Urging veterinarians to work more closely with human health experts in dealing with contagious diseases, Dr. Julie Gerberding, director of the Atlanta-based federal Centers for Disease Control and Prevention (CDC) was quoted: "Thirteen out of the last 14 new infectious diseases that have affected people have arisen from animals.
"We need a health system that can do fast science, fast detection ... fast and effective communication, and a very, very important piece of this fast system is the alert veterinarian," she declared at the American Veterinary Medical Association's (AMVA) annual convention.
Gerberding went on to say that since animals share the same food and water supply as humans, and have greater contact with the elements, their sicknesses could provide an early alert to environmental problems, human disease and even bioterrorist attacks.
Gerberding elucidated her points with examples of the West Nile virus transmitted by mosquitoes, and the now well-known avian flu.

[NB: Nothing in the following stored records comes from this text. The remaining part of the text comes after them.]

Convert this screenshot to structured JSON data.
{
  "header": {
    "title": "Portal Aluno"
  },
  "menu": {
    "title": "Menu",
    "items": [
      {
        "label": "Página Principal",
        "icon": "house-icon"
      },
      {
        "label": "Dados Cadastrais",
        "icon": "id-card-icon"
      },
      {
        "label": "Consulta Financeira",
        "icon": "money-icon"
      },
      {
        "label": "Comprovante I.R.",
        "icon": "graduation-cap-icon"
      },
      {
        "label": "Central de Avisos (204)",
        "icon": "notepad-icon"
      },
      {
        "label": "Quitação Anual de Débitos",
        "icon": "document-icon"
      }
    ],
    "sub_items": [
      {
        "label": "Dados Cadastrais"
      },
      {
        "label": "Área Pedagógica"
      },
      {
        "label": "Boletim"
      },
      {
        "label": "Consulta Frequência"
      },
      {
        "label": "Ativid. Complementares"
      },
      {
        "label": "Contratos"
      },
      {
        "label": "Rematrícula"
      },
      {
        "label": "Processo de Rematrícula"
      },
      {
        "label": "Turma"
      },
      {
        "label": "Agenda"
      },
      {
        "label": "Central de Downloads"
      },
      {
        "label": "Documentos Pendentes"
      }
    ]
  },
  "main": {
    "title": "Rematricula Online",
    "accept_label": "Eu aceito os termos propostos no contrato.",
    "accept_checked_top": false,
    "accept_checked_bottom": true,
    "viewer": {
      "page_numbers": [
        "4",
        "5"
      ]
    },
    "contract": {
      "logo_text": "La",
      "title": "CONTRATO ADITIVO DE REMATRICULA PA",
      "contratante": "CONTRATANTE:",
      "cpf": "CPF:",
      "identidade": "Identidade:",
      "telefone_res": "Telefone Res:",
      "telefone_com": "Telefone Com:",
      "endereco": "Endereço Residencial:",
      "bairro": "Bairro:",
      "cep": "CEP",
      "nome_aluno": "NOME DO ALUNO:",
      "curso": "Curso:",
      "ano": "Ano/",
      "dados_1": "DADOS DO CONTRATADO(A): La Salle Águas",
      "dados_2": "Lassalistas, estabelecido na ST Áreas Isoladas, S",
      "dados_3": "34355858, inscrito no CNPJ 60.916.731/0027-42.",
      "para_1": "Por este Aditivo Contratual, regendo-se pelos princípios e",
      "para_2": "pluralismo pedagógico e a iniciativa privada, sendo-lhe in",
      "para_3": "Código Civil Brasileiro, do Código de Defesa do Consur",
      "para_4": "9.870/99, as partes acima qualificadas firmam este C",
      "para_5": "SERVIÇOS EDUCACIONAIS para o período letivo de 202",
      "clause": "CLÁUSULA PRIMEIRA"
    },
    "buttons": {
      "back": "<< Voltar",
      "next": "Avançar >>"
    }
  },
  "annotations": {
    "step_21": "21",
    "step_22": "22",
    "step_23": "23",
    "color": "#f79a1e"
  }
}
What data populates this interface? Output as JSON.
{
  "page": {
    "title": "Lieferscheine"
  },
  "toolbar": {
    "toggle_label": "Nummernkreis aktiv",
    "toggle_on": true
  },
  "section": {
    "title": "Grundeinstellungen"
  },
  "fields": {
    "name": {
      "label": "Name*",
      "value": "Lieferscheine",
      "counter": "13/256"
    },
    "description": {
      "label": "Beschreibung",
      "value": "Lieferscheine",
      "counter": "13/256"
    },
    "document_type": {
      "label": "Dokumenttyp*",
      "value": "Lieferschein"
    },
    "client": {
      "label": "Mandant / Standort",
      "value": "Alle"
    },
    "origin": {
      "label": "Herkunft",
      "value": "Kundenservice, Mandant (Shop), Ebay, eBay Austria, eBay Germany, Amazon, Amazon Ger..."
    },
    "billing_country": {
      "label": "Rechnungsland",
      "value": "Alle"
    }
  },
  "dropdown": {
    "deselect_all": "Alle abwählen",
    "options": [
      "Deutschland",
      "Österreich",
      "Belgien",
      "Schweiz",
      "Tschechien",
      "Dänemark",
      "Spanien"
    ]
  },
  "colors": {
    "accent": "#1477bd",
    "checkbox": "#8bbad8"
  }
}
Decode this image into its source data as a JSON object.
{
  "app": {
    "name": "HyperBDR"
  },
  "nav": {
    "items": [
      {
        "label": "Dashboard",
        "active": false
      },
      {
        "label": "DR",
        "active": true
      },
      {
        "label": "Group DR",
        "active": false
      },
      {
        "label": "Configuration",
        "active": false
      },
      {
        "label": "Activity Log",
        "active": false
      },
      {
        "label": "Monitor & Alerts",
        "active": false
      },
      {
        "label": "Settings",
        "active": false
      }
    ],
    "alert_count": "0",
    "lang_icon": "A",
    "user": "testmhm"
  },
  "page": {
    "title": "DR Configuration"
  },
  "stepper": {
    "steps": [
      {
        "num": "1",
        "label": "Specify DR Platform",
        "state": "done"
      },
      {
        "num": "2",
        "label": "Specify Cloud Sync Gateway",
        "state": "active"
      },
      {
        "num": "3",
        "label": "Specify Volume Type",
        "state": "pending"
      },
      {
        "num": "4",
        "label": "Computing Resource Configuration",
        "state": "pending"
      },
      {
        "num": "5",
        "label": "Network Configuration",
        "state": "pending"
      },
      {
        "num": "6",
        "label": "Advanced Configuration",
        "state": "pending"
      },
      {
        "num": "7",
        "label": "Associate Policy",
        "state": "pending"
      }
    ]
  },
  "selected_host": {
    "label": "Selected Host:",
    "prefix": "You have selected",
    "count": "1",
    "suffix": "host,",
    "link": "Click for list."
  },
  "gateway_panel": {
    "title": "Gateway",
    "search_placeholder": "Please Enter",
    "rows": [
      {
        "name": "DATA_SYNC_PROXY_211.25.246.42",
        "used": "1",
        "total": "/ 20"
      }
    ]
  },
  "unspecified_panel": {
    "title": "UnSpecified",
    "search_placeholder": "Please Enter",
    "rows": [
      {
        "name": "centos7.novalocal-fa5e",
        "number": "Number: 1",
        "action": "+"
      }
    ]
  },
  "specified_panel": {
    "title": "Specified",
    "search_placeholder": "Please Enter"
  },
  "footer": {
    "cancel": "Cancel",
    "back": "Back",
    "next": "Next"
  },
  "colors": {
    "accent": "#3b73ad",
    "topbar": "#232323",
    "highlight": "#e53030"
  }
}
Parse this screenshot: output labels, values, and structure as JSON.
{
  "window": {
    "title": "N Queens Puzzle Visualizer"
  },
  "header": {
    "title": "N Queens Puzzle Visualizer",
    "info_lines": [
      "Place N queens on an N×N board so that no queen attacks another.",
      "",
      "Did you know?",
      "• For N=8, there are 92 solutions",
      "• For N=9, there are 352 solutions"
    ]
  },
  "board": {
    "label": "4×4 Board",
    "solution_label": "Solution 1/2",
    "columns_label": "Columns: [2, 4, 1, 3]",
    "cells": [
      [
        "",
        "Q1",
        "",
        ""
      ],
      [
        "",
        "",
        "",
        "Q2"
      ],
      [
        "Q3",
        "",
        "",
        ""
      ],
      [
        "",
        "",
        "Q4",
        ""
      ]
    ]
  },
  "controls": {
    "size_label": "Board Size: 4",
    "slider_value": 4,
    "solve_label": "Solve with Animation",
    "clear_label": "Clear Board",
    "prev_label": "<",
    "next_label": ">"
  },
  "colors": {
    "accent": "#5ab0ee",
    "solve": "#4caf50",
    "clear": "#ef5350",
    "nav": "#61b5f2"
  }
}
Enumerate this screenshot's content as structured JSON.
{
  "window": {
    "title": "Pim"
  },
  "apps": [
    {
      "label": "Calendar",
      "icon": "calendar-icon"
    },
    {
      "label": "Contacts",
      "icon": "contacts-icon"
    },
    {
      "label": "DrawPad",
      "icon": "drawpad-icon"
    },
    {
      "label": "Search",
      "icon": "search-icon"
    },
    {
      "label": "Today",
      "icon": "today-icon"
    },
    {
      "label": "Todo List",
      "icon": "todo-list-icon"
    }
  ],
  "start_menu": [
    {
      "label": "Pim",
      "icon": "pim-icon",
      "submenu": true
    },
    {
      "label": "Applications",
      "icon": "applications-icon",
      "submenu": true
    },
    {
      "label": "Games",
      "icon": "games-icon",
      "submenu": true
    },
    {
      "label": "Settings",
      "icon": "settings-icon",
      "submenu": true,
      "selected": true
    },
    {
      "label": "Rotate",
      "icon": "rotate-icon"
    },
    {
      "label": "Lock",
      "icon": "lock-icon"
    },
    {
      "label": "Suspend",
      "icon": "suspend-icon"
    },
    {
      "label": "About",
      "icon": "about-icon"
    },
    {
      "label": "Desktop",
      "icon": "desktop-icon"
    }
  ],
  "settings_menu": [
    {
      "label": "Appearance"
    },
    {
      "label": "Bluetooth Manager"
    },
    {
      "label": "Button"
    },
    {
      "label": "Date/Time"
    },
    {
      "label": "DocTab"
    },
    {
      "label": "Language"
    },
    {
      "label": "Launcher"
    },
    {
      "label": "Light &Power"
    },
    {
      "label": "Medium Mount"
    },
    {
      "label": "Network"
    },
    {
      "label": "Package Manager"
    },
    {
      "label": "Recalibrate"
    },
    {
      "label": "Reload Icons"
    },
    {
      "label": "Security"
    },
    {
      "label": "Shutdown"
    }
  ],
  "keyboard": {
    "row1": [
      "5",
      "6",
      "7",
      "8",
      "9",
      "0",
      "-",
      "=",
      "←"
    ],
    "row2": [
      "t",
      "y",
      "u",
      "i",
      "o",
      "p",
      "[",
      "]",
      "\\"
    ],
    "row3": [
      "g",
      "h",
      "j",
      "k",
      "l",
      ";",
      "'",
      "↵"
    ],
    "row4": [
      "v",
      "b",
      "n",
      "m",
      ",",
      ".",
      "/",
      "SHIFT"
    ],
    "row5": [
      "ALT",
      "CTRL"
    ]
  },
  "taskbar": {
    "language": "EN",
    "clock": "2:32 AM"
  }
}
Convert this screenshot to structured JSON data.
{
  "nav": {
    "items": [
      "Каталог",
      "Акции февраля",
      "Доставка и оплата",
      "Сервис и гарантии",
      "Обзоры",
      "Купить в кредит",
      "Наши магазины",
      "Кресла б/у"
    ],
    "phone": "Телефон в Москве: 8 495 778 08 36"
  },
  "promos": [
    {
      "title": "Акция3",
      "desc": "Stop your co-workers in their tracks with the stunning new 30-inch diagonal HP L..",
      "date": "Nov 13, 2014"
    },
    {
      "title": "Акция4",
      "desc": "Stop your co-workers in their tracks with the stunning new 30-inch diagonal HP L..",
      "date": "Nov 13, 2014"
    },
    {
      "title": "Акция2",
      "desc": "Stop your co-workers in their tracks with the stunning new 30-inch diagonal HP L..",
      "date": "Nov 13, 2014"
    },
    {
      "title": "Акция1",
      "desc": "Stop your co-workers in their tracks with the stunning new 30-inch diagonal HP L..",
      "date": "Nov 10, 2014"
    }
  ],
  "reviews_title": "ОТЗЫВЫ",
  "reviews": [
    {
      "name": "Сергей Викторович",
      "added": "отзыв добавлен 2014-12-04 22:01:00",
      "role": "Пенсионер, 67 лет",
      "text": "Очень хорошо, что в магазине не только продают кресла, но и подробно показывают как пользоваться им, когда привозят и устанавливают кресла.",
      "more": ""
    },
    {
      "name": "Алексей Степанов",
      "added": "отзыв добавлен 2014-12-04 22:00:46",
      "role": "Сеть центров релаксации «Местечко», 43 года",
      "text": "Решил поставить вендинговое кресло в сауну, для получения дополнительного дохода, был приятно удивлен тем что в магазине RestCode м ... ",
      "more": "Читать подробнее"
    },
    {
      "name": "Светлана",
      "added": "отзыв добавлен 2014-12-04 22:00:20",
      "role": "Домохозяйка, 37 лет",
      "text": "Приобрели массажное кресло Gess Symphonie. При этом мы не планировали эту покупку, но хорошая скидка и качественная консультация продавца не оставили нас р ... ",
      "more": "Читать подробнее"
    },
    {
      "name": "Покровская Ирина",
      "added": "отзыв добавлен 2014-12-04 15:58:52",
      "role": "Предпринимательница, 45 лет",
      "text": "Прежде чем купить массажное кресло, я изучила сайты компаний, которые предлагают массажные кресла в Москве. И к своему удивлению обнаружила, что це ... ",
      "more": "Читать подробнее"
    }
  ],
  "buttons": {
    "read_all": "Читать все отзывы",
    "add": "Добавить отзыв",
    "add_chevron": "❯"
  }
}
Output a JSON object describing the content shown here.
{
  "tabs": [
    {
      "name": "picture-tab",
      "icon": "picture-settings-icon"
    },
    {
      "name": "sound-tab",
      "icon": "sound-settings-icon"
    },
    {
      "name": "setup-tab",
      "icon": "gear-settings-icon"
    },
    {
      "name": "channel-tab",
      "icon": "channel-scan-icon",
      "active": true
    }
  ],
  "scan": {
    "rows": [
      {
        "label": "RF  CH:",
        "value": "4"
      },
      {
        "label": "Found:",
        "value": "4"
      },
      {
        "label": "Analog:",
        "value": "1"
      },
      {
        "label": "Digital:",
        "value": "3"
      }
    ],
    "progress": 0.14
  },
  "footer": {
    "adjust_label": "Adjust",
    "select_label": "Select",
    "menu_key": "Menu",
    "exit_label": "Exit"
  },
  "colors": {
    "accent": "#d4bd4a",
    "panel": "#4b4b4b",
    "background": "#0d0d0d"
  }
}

She also included a more recent animal-human health interaction example where pet food contaminants that killed a small number of animals moved rapidly into the human food chain.
Says H. Leon Thacker, director of the Animal Disease Diagnostic Laboratory at Purdue University in Indiana: "We're in a situation now where we're talking about health teams of physicians and veterinarians and nurses.
"If one of these foreign diseases gets into the country, the effect that it has is directly proportional to the amount of time it takes us to find it," Thacker warns.
These observations were heard at the AVMA meet for the launch of a new project 'One Health'. Its goal is to integrate human and animal medicine in education, public health agencies, research facilities and clinical practices, to help improve diagnosis and treatment of emerging and chronic diseases.
According to Roger Mahr, outgoing president of the veterinary association, a task force will map strategy, but one step would be for veterinary, medical and public health schools to share faculty and work together on research projects.
Says new president Gregory Hammer:"We're really approaching a crisis in veterinary medicine. Too few young people are entering the field. By 2025, it's estimated we'll have a shortage of 15,000 veterinarians".
This according to Mahr, could increase the risk that new diseases could go undiagnosed. In the past 25 years, he says, 75 percent of new infectious diseases have come from animals, and in some cases, veterinarians were the first to spot them. Animals provide food and companionship, says Mahr, and "healthy animals mean healthy people."